Task objective: Below are the lines to check; count those holding the string "name" and give only the number.

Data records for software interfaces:

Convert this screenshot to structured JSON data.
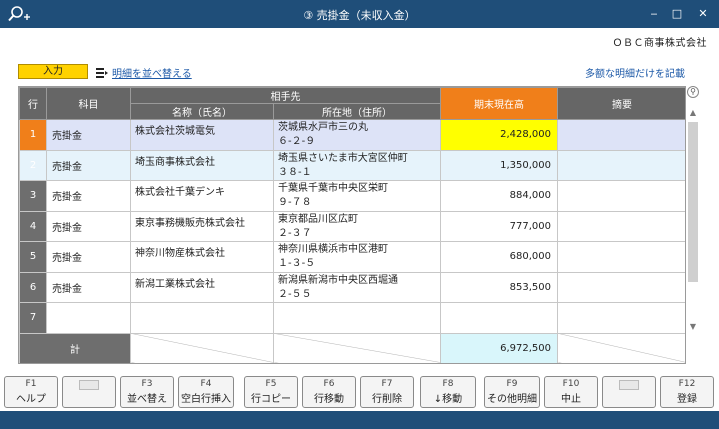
{
  "window": {
    "title": "③ 売掛金（未収入金）",
    "minimize": "‒",
    "maximize": "□",
    "close": "✕"
  },
  "company": "ＯＢＣ商事株式会社",
  "toolbar": {
    "mode": "入力",
    "sort_link": "明細を並べ替える",
    "multi_link": "多额な明細だけを記載"
  },
  "grid": {
    "headers": {
      "row": "行",
      "subject": "科目",
      "partner_group": "相手先",
      "name": "名称（氏名）",
      "address": "所在地（住所）",
      "amount": "期末現在高",
      "memo": "摘要"
    },
    "rows": [
      {
        "no": "1",
        "subject": "売掛金",
        "name": "株式会社茨城電気",
        "address1": "茨城県水戸市三の丸",
        "address2": "６-２-９",
        "amount": "2,428,000",
        "memo": ""
      },
      {
        "no": "2",
        "subject": "売掛金",
        "name": "埼玉商事株式会社",
        "address1": "埼玉県さいたま市大宮区仲町",
        "address2": "３８-１",
        "amount": "1,350,000",
        "memo": ""
      },
      {
        "no": "3",
        "subject": "売掛金",
        "name": "株式会社千葉デンキ",
        "address1": "千葉県千葉市中央区栄町",
        "address2": "９-７８",
        "amount": "884,000",
        "memo": ""
      },
      {
        "no": "4",
        "subject": "売掛金",
        "name": "東京事務機販売株式会社",
        "address1": "東京都品川区広町",
        "address2": "２-３７",
        "amount": "777,000",
        "memo": ""
      },
      {
        "no": "5",
        "subject": "売掛金",
        "name": "神奈川物産株式会社",
        "address1": "神奈川県横浜市中区港町",
        "address2": "１-３-５",
        "amount": "680,000",
        "memo": ""
      },
      {
        "no": "6",
        "subject": "売掛金",
        "name": "新潟工業株式会社",
        "address1": "新潟県新潟市中央区西堀通",
        "address2": "２-５５",
        "amount": "853,500",
        "memo": ""
      },
      {
        "no": "7",
        "subject": "",
        "name": "",
        "address1": "",
        "address2": "",
        "amount": "",
        "memo": ""
      }
    ],
    "total_label": "計",
    "total_amount": "6,972,500"
  },
  "fkeys": [
    {
      "num": "F1",
      "label": "ヘルプ"
    },
    {
      "num": "",
      "label": ""
    },
    {
      "num": "F3",
      "label": "並べ替え"
    },
    {
      "num": "F4",
      "label": "空白行挿入"
    },
    {
      "num": "F5",
      "label": "行コピー"
    },
    {
      "num": "F6",
      "label": "行移動"
    },
    {
      "num": "F7",
      "label": "行削除"
    },
    {
      "num": "F8",
      "label": "↓移動"
    },
    {
      "num": "F9",
      "label": "その他明細"
    },
    {
      "num": "F10",
      "label": "中止"
    },
    {
      "num": "",
      "label": ""
    },
    {
      "num": "F12",
      "label": "登録"
    }
  ],
  "colors": {
    "titlebar": "#1f4e79",
    "accent_orange": "#f07f1a",
    "mode_yellow": "#ffd200",
    "current_row": "#dde3f7",
    "highlight_amount": "#ffff00",
    "total_cell": "#d9f6fb",
    "link": "#1e5aa8"
  }
}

Output: 8